■ **Action item**
Count the lines in the records below that contain the word "JSON", and give that figure alone.

■ **Given entries**
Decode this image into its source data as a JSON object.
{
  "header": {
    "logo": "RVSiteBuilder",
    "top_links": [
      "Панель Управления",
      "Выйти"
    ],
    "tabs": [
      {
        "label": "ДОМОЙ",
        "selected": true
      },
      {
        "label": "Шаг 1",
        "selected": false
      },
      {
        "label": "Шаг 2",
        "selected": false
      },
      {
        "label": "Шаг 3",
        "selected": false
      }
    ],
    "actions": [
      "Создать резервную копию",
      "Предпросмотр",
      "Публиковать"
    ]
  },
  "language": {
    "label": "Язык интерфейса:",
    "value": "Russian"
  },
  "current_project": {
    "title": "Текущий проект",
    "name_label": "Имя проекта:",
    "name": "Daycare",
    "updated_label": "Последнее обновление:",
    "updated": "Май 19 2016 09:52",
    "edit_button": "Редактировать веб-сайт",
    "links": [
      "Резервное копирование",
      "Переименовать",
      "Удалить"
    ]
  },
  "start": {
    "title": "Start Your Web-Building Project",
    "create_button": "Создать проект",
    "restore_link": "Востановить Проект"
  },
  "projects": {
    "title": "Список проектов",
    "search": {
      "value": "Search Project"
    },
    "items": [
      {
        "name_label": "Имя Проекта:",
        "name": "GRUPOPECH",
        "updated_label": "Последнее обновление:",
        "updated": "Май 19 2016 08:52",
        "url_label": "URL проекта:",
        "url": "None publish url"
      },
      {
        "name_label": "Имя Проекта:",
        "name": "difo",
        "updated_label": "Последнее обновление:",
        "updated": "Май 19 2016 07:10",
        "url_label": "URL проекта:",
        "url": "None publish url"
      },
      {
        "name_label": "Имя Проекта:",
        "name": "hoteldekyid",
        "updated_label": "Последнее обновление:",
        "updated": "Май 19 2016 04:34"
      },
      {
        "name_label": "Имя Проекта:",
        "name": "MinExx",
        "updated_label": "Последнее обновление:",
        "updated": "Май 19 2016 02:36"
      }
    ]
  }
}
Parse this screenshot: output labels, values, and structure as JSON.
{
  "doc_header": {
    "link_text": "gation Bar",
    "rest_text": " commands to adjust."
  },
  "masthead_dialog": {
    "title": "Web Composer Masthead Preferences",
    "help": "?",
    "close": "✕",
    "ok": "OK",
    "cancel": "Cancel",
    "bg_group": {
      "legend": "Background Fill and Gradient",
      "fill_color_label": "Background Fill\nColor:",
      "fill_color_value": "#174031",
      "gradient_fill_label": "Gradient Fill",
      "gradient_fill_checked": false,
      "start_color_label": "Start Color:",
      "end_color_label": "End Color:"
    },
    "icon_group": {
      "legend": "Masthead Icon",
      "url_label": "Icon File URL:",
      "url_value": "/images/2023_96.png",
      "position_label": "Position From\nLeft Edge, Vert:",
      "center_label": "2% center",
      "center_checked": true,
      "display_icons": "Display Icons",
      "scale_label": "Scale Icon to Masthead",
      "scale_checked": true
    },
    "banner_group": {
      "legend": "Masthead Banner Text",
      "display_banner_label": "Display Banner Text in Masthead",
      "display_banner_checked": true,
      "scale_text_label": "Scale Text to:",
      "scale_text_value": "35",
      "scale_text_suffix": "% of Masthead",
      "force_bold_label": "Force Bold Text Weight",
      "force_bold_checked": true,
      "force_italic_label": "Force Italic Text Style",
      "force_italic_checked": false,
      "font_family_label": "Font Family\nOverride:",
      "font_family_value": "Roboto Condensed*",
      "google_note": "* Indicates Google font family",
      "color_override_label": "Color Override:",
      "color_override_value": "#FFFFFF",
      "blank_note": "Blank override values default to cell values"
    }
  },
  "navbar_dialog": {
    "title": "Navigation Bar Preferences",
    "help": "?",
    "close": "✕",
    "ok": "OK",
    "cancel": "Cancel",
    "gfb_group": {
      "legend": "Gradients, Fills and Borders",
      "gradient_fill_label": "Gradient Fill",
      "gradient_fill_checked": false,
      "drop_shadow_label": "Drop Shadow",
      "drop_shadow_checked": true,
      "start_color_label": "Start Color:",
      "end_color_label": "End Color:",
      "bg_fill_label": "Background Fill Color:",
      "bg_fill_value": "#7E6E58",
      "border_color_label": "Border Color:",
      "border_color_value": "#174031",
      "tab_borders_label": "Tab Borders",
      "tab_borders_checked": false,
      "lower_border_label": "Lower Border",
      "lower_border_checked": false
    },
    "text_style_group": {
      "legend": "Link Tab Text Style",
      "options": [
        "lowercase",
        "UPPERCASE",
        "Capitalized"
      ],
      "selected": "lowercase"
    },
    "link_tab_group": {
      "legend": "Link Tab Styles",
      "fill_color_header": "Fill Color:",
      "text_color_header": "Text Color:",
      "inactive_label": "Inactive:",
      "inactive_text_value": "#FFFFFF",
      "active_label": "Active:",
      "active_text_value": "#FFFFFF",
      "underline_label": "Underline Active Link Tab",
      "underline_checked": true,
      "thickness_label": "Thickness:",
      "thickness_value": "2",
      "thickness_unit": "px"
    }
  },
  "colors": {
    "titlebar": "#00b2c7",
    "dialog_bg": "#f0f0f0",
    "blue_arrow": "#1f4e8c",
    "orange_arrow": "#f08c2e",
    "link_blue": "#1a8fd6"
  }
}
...
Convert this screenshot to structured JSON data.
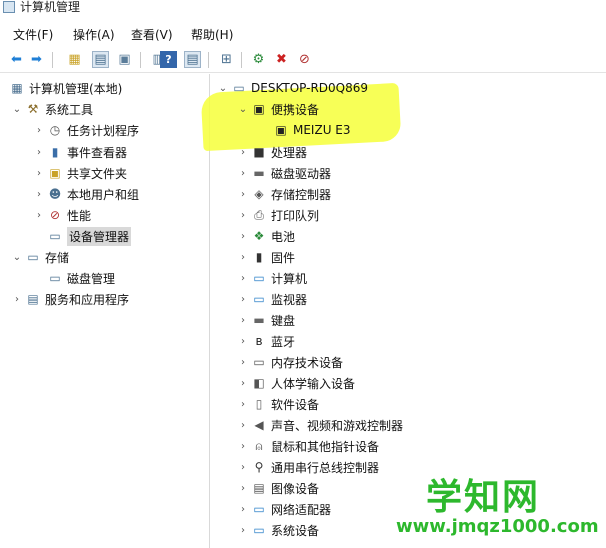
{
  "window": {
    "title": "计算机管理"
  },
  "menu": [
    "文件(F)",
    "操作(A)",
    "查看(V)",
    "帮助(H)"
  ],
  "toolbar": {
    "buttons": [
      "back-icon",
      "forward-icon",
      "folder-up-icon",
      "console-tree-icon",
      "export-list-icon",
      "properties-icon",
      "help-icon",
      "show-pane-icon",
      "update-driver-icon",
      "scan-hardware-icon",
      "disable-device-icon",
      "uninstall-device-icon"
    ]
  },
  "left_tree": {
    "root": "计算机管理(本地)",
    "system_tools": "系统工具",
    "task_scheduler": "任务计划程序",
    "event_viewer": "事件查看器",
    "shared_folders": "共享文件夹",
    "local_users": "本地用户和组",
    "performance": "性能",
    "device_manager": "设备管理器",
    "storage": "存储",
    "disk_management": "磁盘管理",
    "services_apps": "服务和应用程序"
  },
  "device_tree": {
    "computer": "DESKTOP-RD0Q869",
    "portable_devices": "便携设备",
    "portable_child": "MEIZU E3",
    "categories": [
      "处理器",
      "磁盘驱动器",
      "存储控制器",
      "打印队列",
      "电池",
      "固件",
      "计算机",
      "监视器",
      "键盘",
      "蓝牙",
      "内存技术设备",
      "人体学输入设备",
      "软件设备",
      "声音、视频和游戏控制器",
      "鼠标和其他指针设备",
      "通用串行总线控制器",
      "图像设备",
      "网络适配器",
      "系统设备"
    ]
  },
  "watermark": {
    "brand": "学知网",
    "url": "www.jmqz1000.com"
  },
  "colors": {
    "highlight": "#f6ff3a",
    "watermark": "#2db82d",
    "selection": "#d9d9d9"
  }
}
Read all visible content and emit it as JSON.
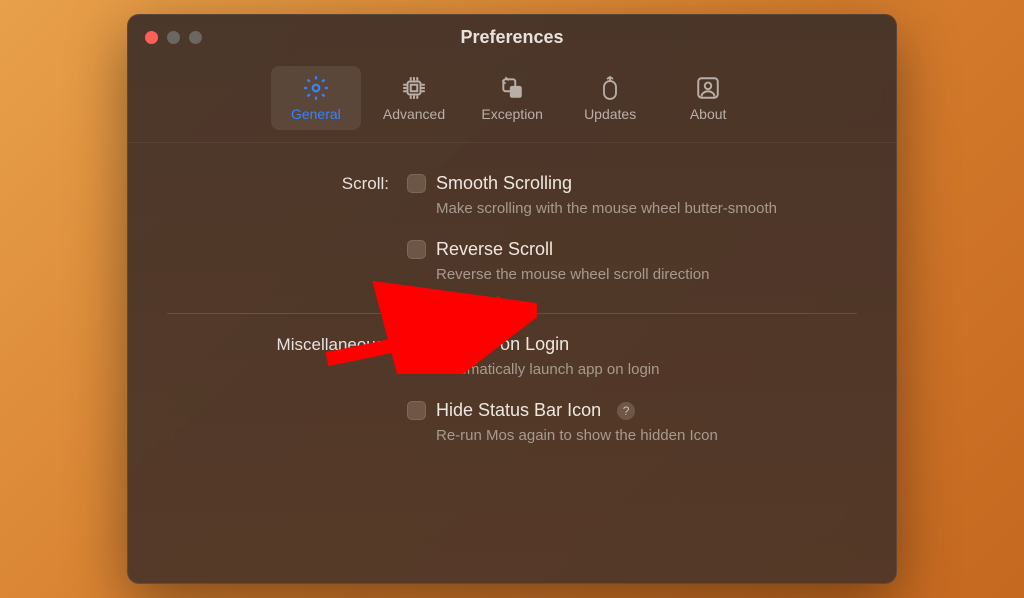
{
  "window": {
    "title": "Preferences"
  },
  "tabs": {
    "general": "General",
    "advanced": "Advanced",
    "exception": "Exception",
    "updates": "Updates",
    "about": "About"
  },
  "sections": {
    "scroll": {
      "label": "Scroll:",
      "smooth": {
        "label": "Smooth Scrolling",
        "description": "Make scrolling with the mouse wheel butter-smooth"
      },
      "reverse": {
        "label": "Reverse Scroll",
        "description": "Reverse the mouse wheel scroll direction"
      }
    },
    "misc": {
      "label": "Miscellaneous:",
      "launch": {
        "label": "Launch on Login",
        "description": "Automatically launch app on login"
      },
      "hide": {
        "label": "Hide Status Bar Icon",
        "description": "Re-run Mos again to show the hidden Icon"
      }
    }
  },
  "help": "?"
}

■ **Problem solution**
4